• Data shown:
= = = =

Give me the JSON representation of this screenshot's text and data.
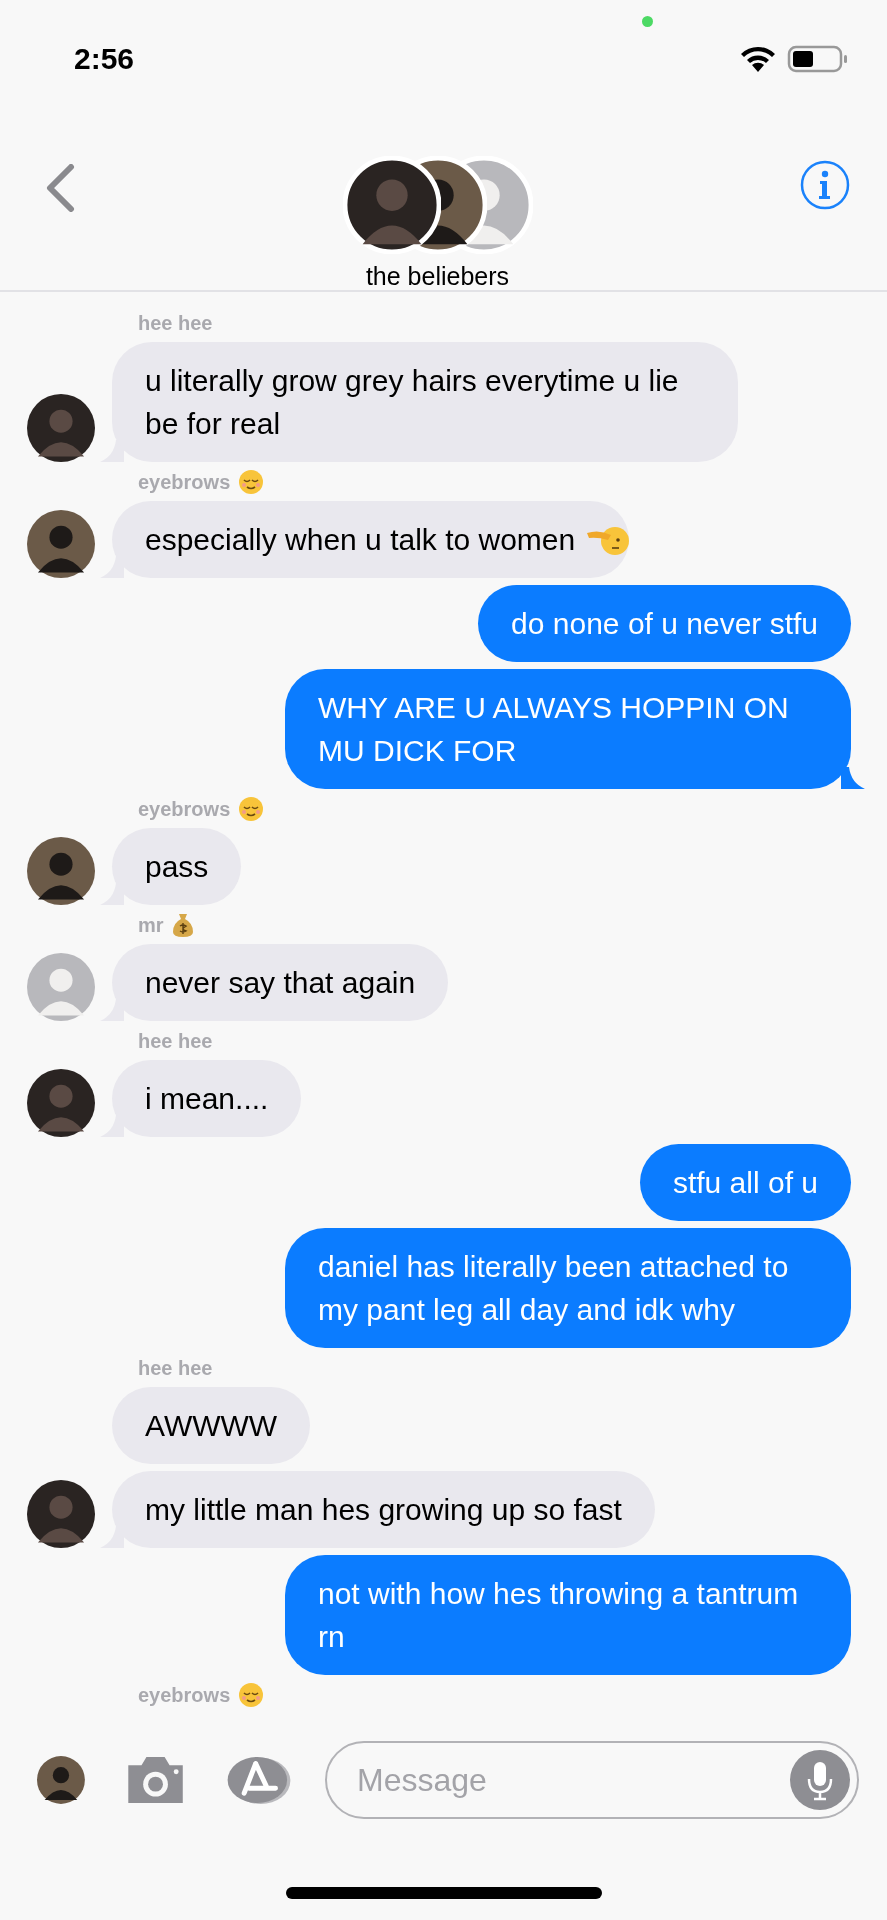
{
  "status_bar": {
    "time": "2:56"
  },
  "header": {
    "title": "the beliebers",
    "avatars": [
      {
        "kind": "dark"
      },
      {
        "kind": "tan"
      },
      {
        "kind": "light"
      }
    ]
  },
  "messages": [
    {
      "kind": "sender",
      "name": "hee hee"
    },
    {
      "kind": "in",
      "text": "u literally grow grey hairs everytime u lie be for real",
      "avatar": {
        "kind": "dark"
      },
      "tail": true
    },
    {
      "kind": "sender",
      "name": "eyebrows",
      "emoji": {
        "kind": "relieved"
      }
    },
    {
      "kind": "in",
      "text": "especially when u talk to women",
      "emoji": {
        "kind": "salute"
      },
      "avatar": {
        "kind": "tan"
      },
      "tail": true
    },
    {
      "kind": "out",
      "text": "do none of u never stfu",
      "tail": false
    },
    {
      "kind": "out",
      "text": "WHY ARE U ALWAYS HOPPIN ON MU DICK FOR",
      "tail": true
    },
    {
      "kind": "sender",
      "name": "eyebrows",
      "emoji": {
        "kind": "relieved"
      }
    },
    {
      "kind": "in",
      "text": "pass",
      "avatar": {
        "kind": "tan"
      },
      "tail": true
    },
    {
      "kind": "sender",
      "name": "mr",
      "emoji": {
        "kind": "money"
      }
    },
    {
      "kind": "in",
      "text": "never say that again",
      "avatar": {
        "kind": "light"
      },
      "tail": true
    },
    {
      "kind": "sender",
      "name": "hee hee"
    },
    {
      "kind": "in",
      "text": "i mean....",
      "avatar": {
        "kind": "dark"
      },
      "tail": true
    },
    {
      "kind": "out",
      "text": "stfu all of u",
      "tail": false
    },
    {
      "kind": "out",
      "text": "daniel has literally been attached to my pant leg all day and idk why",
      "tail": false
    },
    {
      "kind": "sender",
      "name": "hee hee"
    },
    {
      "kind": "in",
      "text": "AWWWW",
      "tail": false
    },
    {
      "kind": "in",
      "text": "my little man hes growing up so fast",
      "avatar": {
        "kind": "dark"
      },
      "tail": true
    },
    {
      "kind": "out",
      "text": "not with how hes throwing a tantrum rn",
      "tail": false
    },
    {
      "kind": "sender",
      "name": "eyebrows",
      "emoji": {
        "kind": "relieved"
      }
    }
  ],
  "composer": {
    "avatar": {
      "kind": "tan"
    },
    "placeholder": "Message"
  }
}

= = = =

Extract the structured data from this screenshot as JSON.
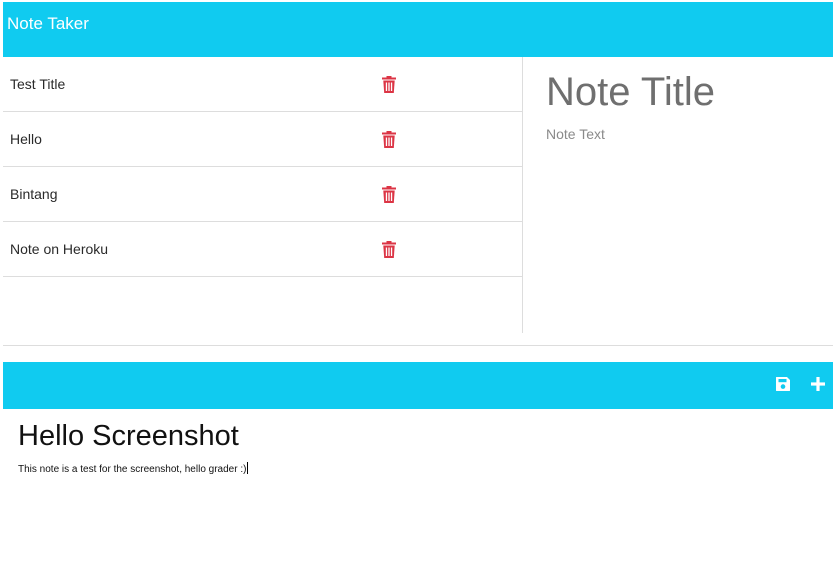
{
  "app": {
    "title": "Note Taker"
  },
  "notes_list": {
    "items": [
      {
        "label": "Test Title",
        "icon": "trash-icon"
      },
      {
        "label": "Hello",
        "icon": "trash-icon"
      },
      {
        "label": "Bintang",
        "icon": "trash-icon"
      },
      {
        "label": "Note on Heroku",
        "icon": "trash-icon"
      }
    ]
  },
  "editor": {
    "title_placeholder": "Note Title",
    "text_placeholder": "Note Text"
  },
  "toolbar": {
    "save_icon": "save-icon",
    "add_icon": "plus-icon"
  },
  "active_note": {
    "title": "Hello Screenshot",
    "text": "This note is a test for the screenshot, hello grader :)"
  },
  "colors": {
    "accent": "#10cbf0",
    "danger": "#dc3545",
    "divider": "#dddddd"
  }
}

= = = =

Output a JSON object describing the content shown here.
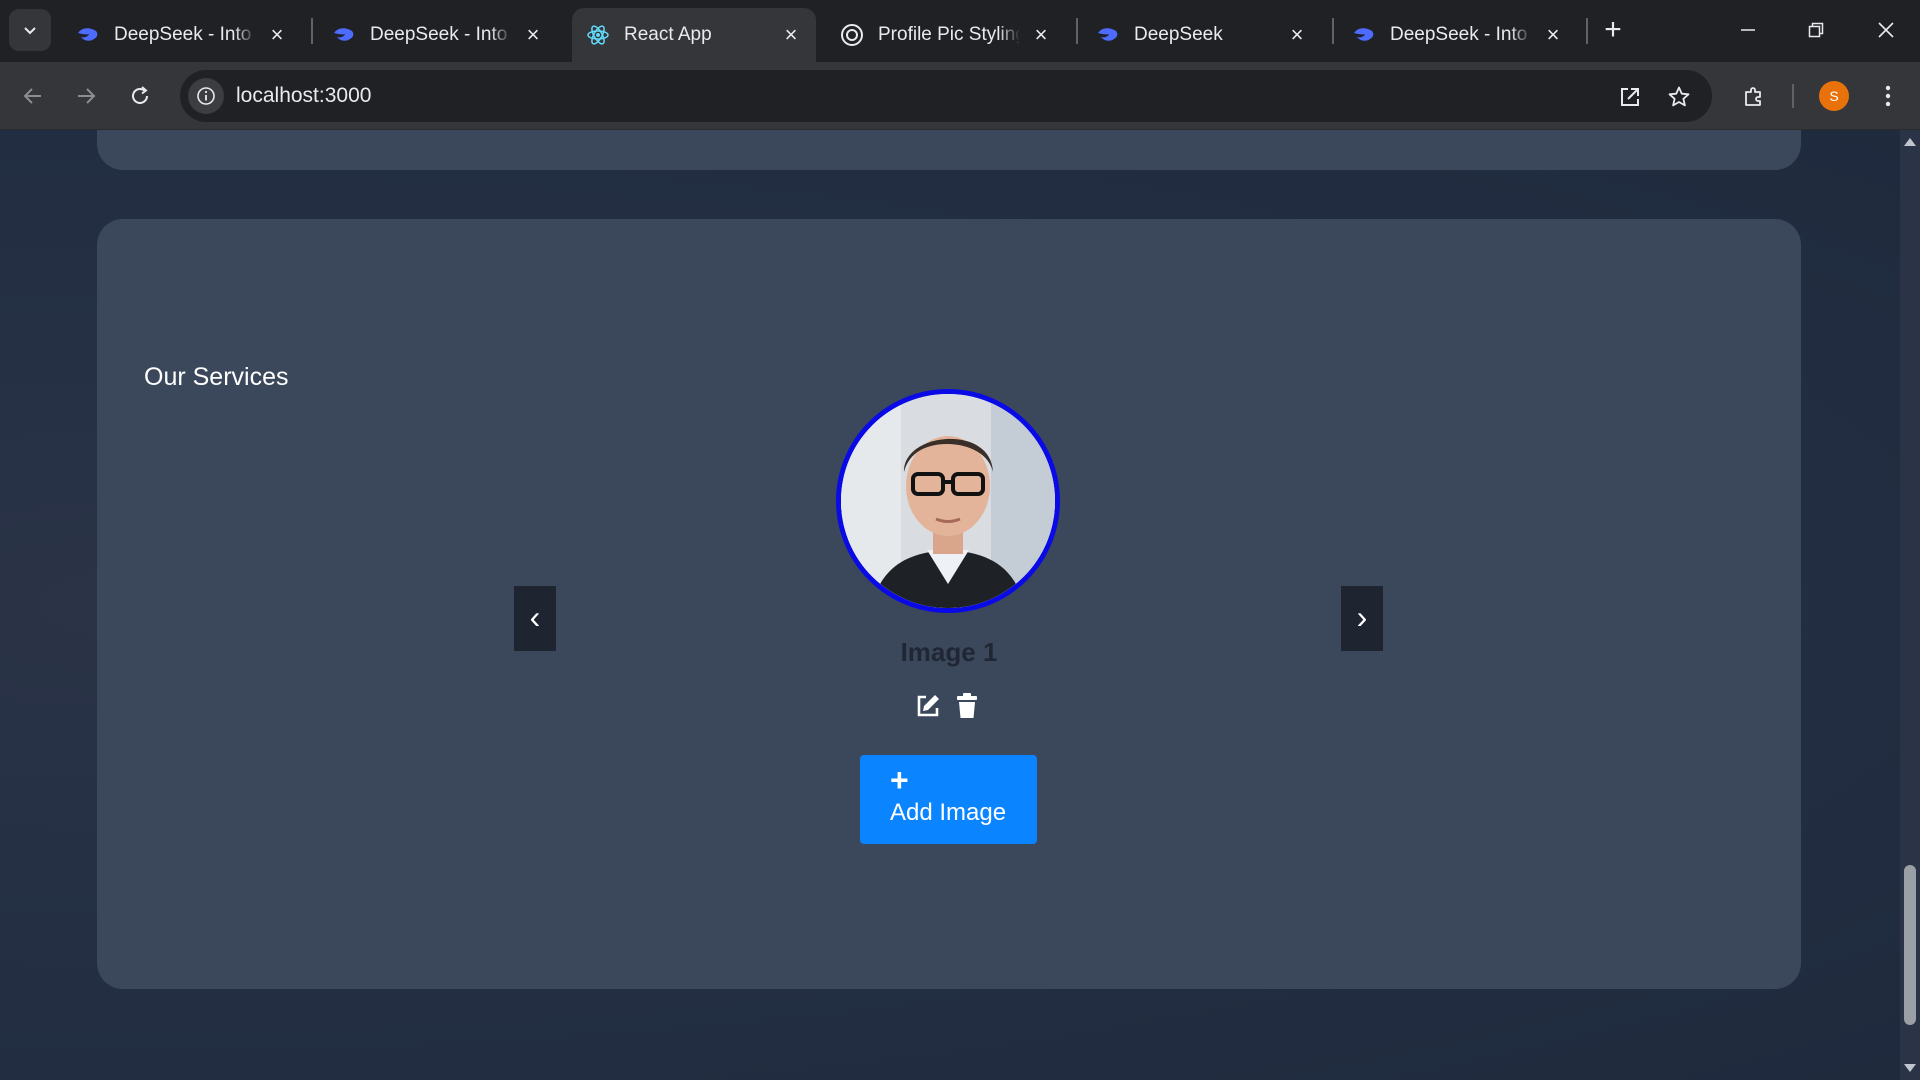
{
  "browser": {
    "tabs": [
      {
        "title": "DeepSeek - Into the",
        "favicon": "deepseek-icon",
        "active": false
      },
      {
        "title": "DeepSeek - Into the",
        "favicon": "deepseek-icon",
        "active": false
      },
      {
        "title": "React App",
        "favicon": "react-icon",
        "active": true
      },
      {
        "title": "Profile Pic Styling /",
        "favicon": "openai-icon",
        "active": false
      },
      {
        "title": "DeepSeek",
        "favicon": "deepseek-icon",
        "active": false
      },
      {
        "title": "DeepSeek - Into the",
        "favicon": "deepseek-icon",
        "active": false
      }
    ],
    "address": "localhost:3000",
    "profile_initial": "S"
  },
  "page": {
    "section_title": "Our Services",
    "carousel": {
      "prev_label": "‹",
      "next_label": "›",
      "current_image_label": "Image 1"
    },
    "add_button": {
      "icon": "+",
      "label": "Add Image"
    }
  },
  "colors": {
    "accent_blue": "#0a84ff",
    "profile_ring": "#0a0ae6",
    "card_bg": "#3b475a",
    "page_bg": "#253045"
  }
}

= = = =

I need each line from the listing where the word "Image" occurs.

      "current_image_label": "Image 1"
      "label": "Add Image"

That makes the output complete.